Submitted by Robert Naiman on 22 May 2009 - 4:55pm
With the passage of the war supplemental by the Senate, President Obama and Congress are "doubling down" on war in Afghanistan. Are we - and the Afghan people - doomed to endure many more years of war?
There is no reason that we need be, according to yesterday's New York Times, which reports that talks between Taliban leaders and Afghan government representatives have accelerated since Obama's election, and that Afghan officials say they have the tacit blessing of Washington for the talks.
Furthermore, the demands being put forward by the Taliban in the negotiations appear, on the face of it, to be eminently reasonable.
Daoud Abedi, one of the intermediaries in the talks, told the Times he had hammered out a common set of demands between the Taliban and Gulbuddin Hekmatyar's group. The groups agreed to stop fighting if those conditions were met, Abedi said.
The first demand was an immediate pullback of American and other foreign forces to their bases, followed by a cease-fire and a total withdrawal from the country over the next 18 months. Then the current government would be replaced by a transitional government made up of a range of Afghan leaders, including those of the Taliban and other insurgents. Americans and other foreign soldiers would be replaced with a peacekeeping force drawn from predominantly Muslim nations, with a guarantee from the insurgent groups that they would not attack such a force. Nationwide elections would follow after the Western forces left.
Is there anything here which appears unreasonable on its face?
- Pullback to bases: this was a demand of the Iraqi government, which the US eventually agreed to a version of.
- Cease-fire: a standard element of any peace plan.
- Timetable for US withdrawal - in Iraq, the US agreed to a timetable for withdrawal.
- Transitional government including insurgent leaders: another standard feature of peace agreements.

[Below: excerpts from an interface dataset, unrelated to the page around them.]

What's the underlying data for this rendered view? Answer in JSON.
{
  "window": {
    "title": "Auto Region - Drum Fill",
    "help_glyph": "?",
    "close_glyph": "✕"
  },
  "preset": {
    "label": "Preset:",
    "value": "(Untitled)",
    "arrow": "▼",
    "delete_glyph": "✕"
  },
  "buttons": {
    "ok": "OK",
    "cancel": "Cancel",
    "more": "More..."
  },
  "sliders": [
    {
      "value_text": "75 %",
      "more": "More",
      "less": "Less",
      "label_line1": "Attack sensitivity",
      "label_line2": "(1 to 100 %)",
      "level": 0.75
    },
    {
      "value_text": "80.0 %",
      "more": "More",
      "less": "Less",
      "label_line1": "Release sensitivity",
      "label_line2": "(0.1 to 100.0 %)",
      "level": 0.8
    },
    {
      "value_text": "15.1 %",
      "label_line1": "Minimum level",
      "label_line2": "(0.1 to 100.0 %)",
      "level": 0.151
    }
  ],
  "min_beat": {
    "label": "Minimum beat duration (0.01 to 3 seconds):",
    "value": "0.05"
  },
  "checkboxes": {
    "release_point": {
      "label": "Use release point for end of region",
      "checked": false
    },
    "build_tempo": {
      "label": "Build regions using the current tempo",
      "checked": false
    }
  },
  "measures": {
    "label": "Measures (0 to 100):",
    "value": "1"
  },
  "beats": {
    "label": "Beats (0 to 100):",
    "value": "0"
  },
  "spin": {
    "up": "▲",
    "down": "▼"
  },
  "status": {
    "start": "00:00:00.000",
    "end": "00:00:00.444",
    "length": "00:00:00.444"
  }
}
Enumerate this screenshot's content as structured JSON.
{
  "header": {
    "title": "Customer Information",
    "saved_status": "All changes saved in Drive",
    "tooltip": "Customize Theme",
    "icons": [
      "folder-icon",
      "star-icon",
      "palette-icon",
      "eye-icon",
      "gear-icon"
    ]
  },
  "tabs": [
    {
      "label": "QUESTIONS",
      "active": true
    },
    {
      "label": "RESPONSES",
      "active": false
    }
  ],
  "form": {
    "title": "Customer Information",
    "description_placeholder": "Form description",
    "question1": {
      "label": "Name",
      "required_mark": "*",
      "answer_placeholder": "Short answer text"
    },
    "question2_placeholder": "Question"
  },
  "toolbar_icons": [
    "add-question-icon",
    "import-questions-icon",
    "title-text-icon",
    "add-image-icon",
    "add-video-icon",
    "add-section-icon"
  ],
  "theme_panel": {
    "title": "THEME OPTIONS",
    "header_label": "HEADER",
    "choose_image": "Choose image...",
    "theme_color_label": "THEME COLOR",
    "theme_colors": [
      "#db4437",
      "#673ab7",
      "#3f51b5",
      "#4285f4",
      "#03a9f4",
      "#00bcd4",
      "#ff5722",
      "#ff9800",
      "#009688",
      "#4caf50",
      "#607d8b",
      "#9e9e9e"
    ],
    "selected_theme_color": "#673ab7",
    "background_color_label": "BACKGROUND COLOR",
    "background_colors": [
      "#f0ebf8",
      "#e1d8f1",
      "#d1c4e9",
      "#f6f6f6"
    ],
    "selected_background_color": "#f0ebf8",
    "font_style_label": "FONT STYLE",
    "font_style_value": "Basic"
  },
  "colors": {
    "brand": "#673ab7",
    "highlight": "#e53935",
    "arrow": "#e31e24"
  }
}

- Replacement of Western troops by peacekeepers from Muslim nations: eminently reasonable. Note that many Muslim nations who might be willing to contribute to such a force have very close relations with the United States.
- Guarantee from insurgents not to attack such a force: obviously, a pre-condition of such a force being deployed; Muslim nations wouldn't deploy their forces unless they believed such guarantees were credible, and if the Taliban reneged on such a deal, it would hurt them very badly politically. Moreover, the Taliban have adhered to similar agreements made in the past, mediated by Pakistan.
- Nationwide elections after departure of Western forces - who could be against that? A standard principle of UN decolonization is that elections should not take place under the auspices of occupying powers.
The Taliban also demand the end of US drone attacks in Pakistan. But since even counterinsurgency expert David Kilcullen says the drone attacks are doing the US more harm than good, and since according to Pakistan they are killing more civilians than militants, it's hard to see why this should be a deal-breaker.
The talks are significant because they suggest how a political settlement may be able to end the eight-year-old war, the Times says.
Of course, all this is one-half of the negotiation: the Taliban demands. What's missing for an agreement are the US demands. The US is sure to demand, at the very least, a guarantee from the Taliban about Afghanistan not being a base for attacks on the US; past statements from Taliban officials suggest that such a guarantee might not be very hard to obtain in the context of an agreement. But in any event, the fact that the Taliban are making reasonable demands ought to focus attention on the need for the Obama Administration to get serious about supporting inside-Afghanistan diplomacy.
The signaled position of the Obama Administration has been: we're not in any hurry for talks, because we want to bloody the Taliban first, so they'll be more flexible in negotiations. But if the Taliban are already being flexible, perhaps we could skip over the bloodying part - given that for every bloodied Taliban, there are going to be fifty bloodied Afghan civilians - and move straight to meaningful negotiations.